Original announcement is here.
Venue: Freie Universität Berlin, September 15-16, 2017
Organizers: Daniel Hedinger (LMU Munich), Nadin Heé (FU Berlin and Max Planck Institute for the History of Science) and Satoshi Mizutani (Doshisha University)
By focusing on spaces “in-between” empires – their connectivity, cooperation, and competition – this workshop aims at establishing a trans-imperial approach to the history of empires.
Imperial history has been booming for quite a while. Along the way, innovative approaches such as post-colonial history, global history, or new imperial history have provided us with thrilling insights into the omnipresence and the everydayness of the human experience of empires. Amidst all this diversity, many studies have focussed on entanglements between colonies and metropoles, but much less is known about trans-imperial dimensions of the game. On an empirical basis, inter-imperial perspectives, which compare several empires or consider competition between them, have become more important lately. Yet, such studies are scattered and this kind of research remains in its infancy. We still lack an overarching theoretical-methodological framework with which to address the spaces in-between empires. In other words: whereas national history has been transnationalized in the past decades, the same does not hold true for the history of empires. Thus, we would like to address the current state of research and at the same time ask how a future trans-imperial history could look. Continue reading CFP: In-Between Empires: Trans-Imperial History in a Global Age
Organizers: Janis Nalbadidacis (Chair for South East European History, Humboldt-Universität zu Berlin), Matthias Thaden (Chair for the History of Western Europe and Transatlantic Relations, Humboldt-Universität zu Berlin)
Date: June 1-2, 2017
Deadline for Applications: February 5, 2017
The Cold War as a global geopolitical order after World War II had a profound impact on the comparatively small area of South East Europe. Ideological fault lines divided various countries from one another and resulted in an exceptionally fragmented political landscape: Rumania und Bulgaria joined the Warsaw Pact under Soviet influence, Greece and Turkey became members of the NATO, and Yugoslavia held a leading position in the Non-Aligned movement. Furthermore, Albania broke bonds with the Soviet Union in 1962 and became increasingly isolated.
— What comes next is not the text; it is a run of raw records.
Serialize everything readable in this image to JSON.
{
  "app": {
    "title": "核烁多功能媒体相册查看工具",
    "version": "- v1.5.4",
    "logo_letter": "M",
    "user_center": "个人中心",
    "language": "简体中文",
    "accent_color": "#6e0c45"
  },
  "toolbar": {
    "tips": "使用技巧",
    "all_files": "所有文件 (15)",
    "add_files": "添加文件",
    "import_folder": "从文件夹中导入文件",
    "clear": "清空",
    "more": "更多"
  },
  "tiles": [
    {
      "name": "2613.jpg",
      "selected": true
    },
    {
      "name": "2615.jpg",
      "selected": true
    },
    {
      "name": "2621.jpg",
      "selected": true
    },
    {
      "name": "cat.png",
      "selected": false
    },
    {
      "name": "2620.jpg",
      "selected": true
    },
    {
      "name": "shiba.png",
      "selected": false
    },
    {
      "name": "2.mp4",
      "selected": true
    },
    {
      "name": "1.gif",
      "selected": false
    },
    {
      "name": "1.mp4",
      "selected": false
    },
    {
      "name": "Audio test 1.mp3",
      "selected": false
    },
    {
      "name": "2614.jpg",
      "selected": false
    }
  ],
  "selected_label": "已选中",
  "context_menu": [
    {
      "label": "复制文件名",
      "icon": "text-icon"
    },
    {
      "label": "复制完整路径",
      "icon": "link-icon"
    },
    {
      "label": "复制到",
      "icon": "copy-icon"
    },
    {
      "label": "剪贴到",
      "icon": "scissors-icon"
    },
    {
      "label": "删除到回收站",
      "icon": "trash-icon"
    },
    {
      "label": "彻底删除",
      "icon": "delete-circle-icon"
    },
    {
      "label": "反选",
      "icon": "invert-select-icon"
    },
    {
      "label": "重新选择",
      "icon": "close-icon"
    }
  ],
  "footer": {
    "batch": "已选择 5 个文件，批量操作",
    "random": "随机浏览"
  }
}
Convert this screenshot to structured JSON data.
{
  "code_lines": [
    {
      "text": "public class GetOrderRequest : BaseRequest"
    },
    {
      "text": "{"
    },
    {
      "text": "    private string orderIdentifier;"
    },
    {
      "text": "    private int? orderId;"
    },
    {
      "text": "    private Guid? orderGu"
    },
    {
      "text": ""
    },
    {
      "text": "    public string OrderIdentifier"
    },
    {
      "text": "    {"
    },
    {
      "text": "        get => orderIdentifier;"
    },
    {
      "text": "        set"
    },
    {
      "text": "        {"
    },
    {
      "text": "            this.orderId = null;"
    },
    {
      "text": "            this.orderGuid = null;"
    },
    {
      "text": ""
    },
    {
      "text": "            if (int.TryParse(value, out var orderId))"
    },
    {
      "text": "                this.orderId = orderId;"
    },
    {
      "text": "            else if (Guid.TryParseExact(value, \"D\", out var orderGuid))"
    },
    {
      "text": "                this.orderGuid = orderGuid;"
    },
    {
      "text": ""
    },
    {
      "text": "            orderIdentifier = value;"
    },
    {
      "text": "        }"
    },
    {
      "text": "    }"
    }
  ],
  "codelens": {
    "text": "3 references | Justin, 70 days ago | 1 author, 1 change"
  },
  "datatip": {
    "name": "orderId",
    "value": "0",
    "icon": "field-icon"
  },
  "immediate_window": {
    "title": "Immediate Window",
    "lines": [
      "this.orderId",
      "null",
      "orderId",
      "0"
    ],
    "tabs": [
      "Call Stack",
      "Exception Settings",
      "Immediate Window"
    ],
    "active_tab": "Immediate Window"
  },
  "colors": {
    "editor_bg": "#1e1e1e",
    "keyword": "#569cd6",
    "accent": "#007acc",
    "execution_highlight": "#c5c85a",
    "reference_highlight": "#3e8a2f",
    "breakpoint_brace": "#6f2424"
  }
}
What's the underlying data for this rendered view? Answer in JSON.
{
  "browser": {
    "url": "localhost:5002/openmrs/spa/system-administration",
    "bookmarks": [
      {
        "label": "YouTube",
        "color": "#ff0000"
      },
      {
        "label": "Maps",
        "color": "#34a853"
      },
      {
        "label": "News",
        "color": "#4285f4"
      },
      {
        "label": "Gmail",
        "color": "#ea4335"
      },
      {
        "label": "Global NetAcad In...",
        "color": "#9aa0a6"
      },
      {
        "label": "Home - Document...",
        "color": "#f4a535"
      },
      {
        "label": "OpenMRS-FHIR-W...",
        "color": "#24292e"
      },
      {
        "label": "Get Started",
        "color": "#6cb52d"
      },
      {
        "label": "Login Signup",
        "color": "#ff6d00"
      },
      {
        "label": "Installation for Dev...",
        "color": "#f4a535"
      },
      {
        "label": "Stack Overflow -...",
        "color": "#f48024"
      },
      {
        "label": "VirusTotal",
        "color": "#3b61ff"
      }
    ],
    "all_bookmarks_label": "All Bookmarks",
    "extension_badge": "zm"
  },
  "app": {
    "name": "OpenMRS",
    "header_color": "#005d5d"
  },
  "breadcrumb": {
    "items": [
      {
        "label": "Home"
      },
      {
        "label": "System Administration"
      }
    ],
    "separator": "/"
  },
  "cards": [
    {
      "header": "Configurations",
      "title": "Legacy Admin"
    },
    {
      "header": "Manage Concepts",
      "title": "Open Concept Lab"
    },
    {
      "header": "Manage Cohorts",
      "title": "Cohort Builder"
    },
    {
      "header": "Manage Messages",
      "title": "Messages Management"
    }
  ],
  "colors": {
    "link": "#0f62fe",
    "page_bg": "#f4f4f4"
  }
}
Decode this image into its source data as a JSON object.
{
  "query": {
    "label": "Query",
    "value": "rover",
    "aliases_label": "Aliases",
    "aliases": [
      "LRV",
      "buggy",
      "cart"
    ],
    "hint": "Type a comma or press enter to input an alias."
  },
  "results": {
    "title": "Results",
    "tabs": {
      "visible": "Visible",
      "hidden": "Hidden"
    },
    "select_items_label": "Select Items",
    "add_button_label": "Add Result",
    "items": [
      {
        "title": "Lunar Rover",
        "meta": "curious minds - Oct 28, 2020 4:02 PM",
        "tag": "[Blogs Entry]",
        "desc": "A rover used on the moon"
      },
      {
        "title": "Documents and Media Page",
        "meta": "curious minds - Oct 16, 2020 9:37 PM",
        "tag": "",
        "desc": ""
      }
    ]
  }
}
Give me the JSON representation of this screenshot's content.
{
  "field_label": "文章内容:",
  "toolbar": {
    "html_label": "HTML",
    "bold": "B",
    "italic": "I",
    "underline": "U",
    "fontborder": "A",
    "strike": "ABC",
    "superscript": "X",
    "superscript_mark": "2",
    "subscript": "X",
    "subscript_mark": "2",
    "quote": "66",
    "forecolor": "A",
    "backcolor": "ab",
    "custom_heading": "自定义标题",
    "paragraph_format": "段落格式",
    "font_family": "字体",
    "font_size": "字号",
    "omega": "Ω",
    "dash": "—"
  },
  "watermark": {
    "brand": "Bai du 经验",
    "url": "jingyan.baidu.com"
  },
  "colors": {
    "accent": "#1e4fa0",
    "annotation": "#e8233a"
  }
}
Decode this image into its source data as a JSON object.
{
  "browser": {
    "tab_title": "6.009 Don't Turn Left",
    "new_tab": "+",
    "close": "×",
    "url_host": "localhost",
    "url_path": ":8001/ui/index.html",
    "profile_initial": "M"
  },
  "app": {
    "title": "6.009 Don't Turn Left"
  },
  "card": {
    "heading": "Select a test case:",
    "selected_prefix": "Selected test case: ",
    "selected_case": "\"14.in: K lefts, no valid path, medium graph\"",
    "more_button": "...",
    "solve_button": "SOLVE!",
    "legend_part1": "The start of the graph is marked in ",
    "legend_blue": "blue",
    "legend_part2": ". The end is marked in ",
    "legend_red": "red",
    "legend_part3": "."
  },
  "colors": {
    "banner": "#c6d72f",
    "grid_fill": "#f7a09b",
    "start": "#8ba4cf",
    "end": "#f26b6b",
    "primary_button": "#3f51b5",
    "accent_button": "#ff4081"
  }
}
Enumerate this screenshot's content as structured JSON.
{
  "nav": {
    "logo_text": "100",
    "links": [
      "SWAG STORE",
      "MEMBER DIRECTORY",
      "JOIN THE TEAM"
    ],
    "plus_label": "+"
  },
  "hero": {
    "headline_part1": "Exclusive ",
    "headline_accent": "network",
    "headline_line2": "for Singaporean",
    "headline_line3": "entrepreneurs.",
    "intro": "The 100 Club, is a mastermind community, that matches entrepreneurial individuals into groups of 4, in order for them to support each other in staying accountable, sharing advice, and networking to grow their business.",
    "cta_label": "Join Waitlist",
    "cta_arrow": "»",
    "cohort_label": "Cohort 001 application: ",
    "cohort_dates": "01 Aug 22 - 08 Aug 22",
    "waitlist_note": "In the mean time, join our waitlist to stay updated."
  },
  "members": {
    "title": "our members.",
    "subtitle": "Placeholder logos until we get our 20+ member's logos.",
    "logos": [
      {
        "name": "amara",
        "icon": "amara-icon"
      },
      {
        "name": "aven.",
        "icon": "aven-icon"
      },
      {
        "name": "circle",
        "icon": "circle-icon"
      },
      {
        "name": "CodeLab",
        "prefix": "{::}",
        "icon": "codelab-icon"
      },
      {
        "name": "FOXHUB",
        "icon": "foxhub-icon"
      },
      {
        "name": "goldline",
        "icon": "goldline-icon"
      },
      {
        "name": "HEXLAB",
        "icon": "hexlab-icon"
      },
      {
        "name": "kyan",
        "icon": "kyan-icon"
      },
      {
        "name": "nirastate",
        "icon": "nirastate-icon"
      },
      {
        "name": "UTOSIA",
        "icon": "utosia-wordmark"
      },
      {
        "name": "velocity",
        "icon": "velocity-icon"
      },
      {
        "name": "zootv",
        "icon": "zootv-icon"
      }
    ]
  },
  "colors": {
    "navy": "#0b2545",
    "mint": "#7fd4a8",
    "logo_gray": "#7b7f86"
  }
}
Not only in a Cold War-context, South East Europe is often seen as a periphery to the global centers. The workshop will challenge this perspective. Instead, we will approach the region as a center of ideological fractions during the Cold War, therefore treating it as a “burning glass” of geopolitical orders. Continue reading CFP: From Below and In Between – Narrating and Practicing the Cold War in South East Europe
In the history of international law, the socialist bloc has been generally relegated to the role of roadblock in fulfilling the ideals of Western liberalism. This conference seeks to question established narratives that have ignored or downplayed the role of state-socialist governments and legal experts in shaping the evolution of international criminal and humanitarian law after the end of the Second World War. With a geographic scope covering the Soviet Union, the Eastern Bloc, Africa, and China, the conference explores the socialist world’s doctrines and international engagements concerning the codification of different international crimes [including crimes against peace, the crimes of aggression, Apartheid, terrorism, slavery, narcotics trafficking and more], approaches to humanitarian intervention, and the relationship between state sovereignty and international law. The conference advances the idea that rather than simply block progress, socialist initiatives played a vital role in the production of norms and ideas that continue to be relevant for the current international criminal and humanitarian legal system.
See the brochure of the conference here.
State Socialism, Legal Experts and the Genesis of International Criminal and Humanitarian Law after 1945
(Humboldt University of Berlin, November 24-26, 2016)
Call for Papers
In the history of international law, the socialist bloc has been generally relegated to the role of roadblock to the fulfillment of the ideals of Western liberalism. Scholars of international criminal law (ICL) and international humanitarian law (IHL) have often dismissed the contributions of socialist legal initiatives as little more than Cold War propaganda and thus irrelevant to understanding the historical evolution of judicial norms and the modern international system. The establishment of different international tribunals since the collapse of the Soviet Union has only reinforced the notion that the socialist world was little more than an impediment to progress. Nevertheless, the American-led global war on terror has done much to call into question Western commitment to the laws of war. Continue reading International Conference “State Socialism, Legal Experts and the Genesis of International Criminal and Humanitarian Law after 1945”